A good friend of mine confided in me a few years ago about an instance of this where someone confided via email to her that they loved her, had for years, and expected nothing from her, they just needed to tell her. Then, just a few days later, a follow up email was sent when there was no reply. It remarked how obviously she was uncomfortable and had made her choice, and that they would leave her alone. For the next few months, about once every few weeks, she would receive a text from this guy, saying that they missed her and hoped they could talk again soon and have things go back to how they used to be. She never replied.
He was her uncle by marriage. Understandably Amber was put off by this exchange, the age difference was about a decade (not remarkable in itself) but she had grown up with him as family and at times he was more of a father figure to her than anyone else. In an instance like this, I have a hard time saying that perhaps he should have suffered in silence, it is better to be open and honest about it, but in my opinion his approach was not from a place of "true love". There were requests, in a way there were 'demands', when she didn't reply he got upset. She told me that she had never realized what being betrayed by love felt like, she had been betrayed by men before, and by friends, but never by love. But that's how it felt.
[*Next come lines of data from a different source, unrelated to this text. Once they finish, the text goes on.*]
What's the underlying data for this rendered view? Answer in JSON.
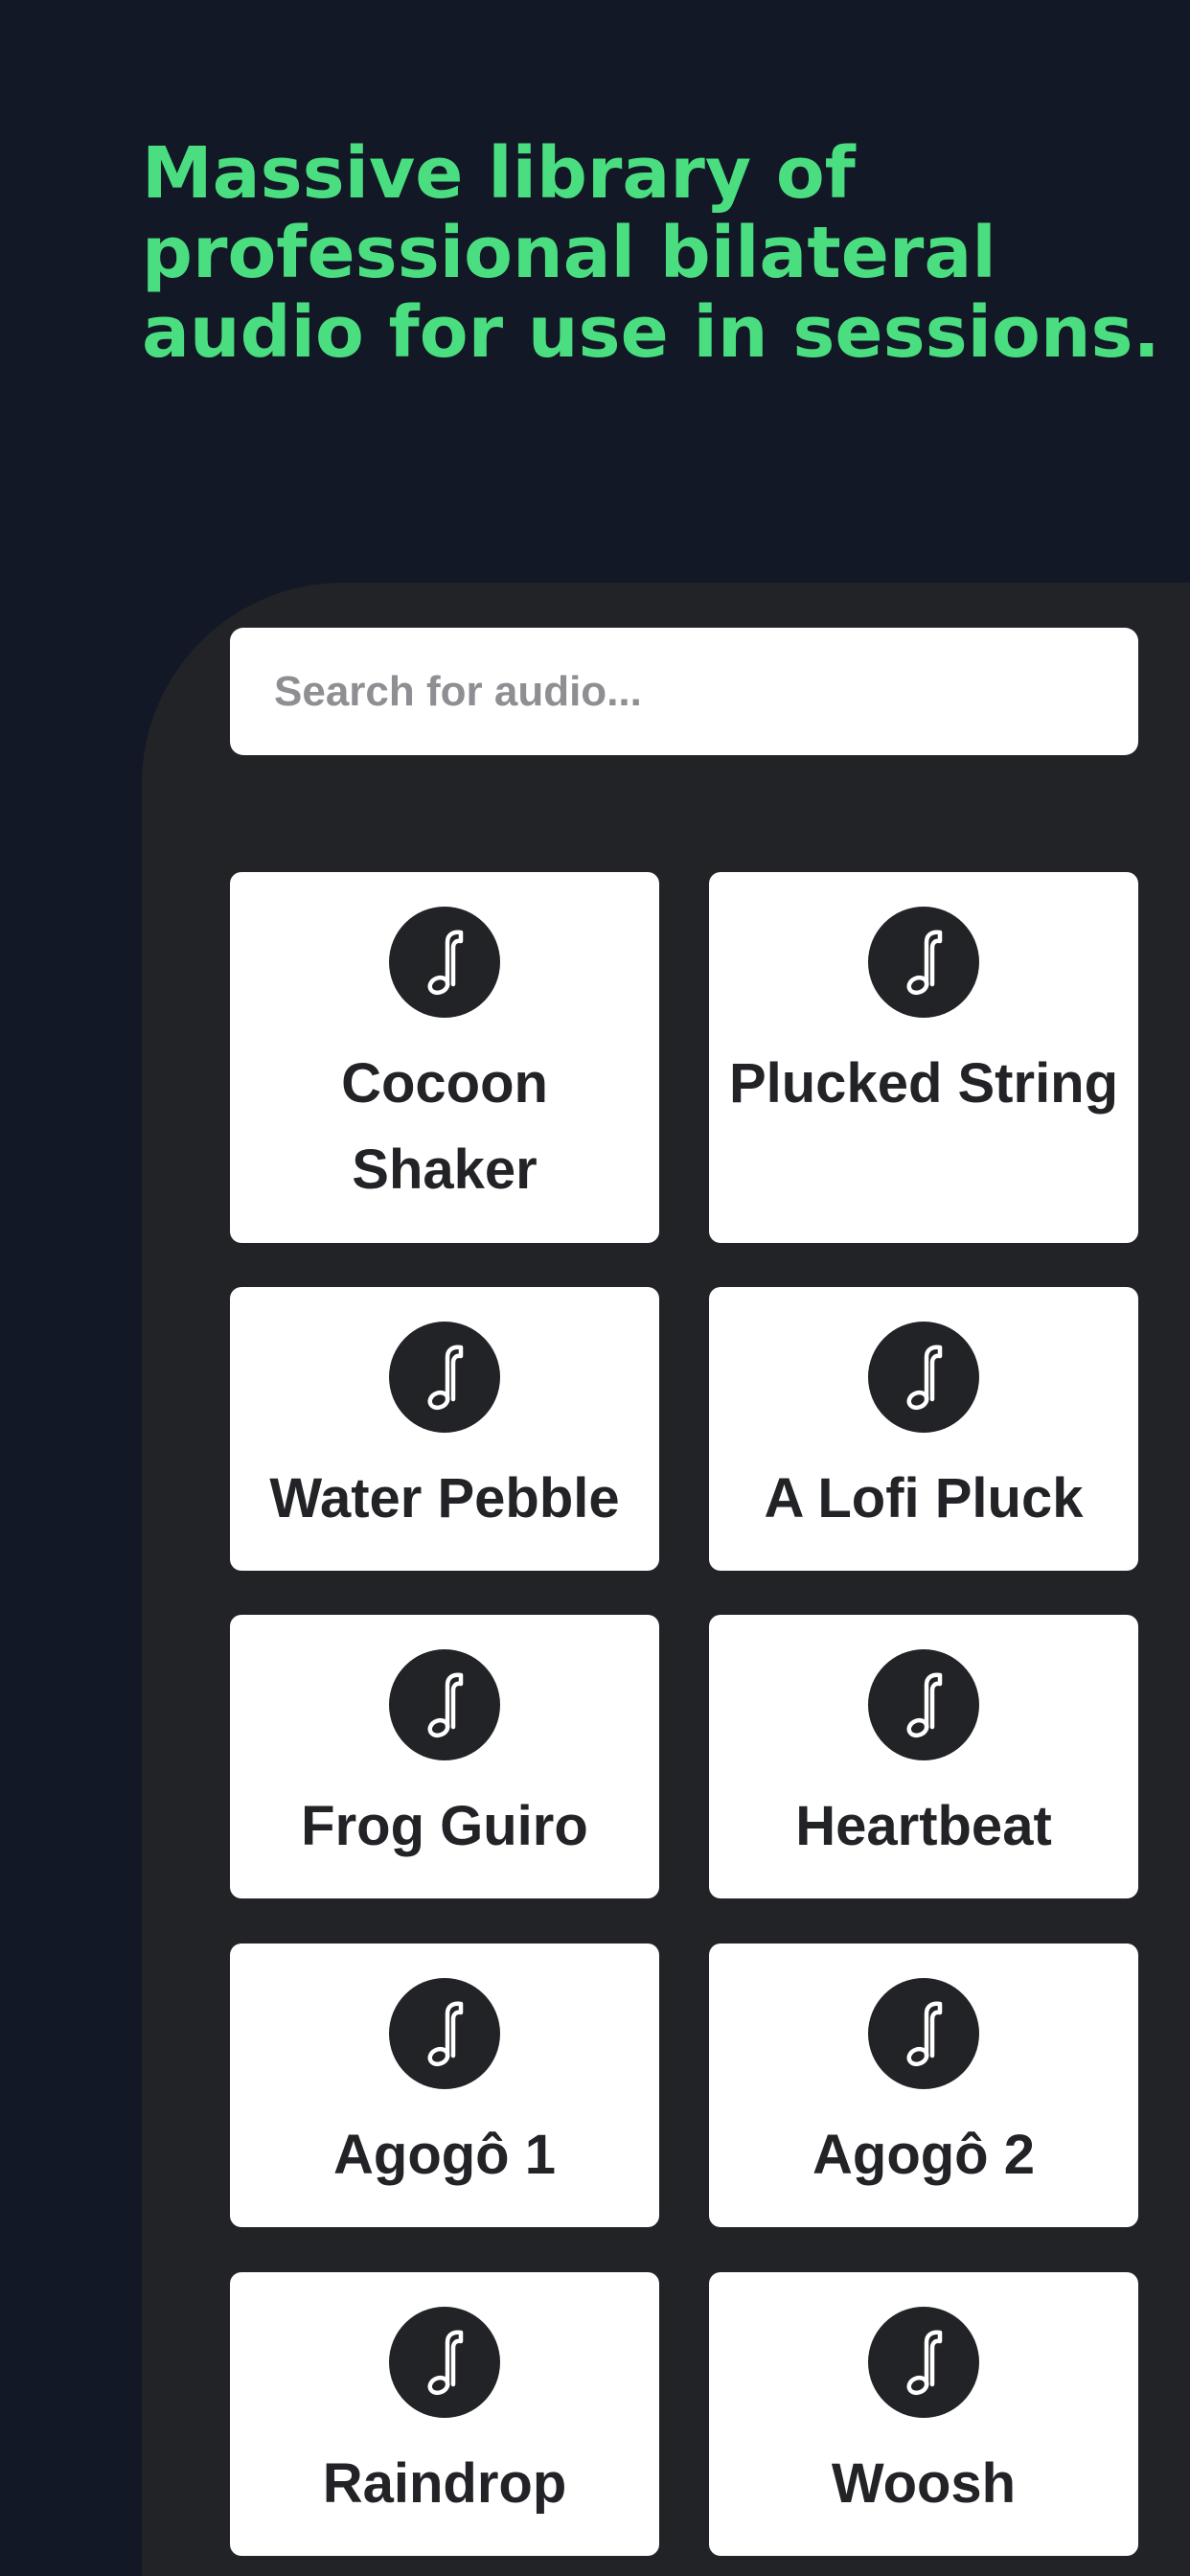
{
  "headline": "Massive library of professional bilateral audio for use in sessions.",
  "search": {
    "placeholder": "Search for audio..."
  },
  "colors": {
    "background": "#121826",
    "accent": "#4ade80",
    "panel": "#222327",
    "card": "#ffffff",
    "placeholder": "#8e8e93"
  },
  "audio_items": [
    {
      "label": "Cocoon Shaker",
      "icon": "music-note-icon"
    },
    {
      "label": "Plucked String",
      "icon": "music-note-icon"
    },
    {
      "label": "Water Pebble",
      "icon": "music-note-icon"
    },
    {
      "label": "A Lofi Pluck",
      "icon": "music-note-icon"
    },
    {
      "label": "Frog Guiro",
      "icon": "music-note-icon"
    },
    {
      "label": "Heartbeat",
      "icon": "music-note-icon"
    },
    {
      "label": "Agogô 1",
      "icon": "music-note-icon"
    },
    {
      "label": "Agogô 2",
      "icon": "music-note-icon"
    },
    {
      "label": "Raindrop",
      "icon": "music-note-icon"
    },
    {
      "label": "Woosh",
      "icon": "music-note-icon"
    }
  ]
}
Obviously she gave me permission to reference this emotional part of her past, she knew I was thinking of writing this book and thought that the lessons she learned through it could be helpful through my writing for someone else one day. It's hard to put yourself out there, even harder when you know you are risking a relationship with someone important to you. What do you do when you feel that connection drawing you in close to someone, and you know you'll wind up hurt? Because as confident as you are in your self worth, you know that they will never love you the way that you love them. You tell yourself you don't have a crush on them. When they pop into your thoughts, you imagine something else to replace the thoughts of them, maybe a large boulder rolling down a hill, maybe an eagle taking flight and soaring. Months later and that hasn't changed the way you feel, so you admit to yourself that you have a crush but you won't allow yourself to day dream about them. You'll allow a thought of them but you just let it drift into the wind when it comes into your brain. That fails, so you admit that you might love them.
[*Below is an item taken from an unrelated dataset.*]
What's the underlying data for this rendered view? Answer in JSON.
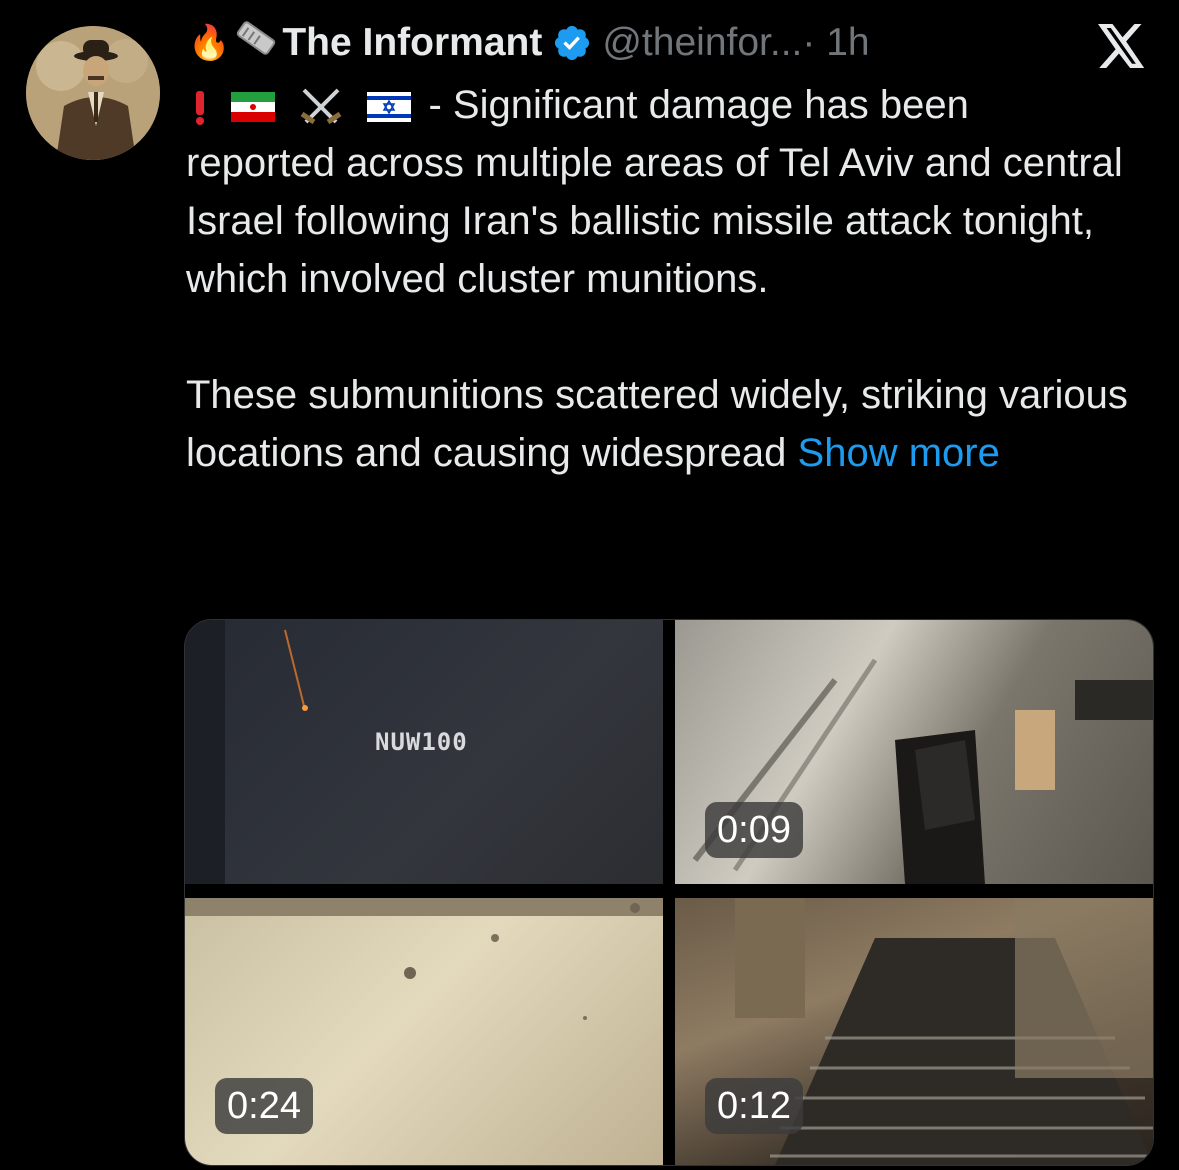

Then you get to know them better than before, each day you talk you learn more about them as a person and you fall more in love. You take some time apart from them, knowing that they are in a different place, and they let you have the space, they don't even know what you're going through. It feels like it's worked until you see them one day, and you catch each other's eyes and the intensity of their gaze knocks the breath out of your lungs and you realize then and there that you will always choose them. You will always love them. Do you tell them? Do you continue to love them in silence? After a few years, the hope that exists in the deep crevices of our soul continue to pester us to say something...just put it out there. And once you do, it feels like a weight has been lifted. Even if they can never reciprocate, and will never feel the same.
But the second that you take offense to their silence, or ask for a reply, you take away their control. That's not love...that is selfishness. Insecurities are natural in all of us, and selfishness to an extent. But love, true love, is putting aside all of our faults and weaknesses and being there for them. Allowing them the ability to say nothing, or to walk away without feeling like they are being rude, these are options that they have through the power of a text. No awkward pauses in conversation, no sideways glances at the door looking for an exit, no uncomfortable squirming in their chair because they don't know what to say...perhaps emotions thorough a screen aren't the cowards way out...maybe they are the kindest thing we can do for another person.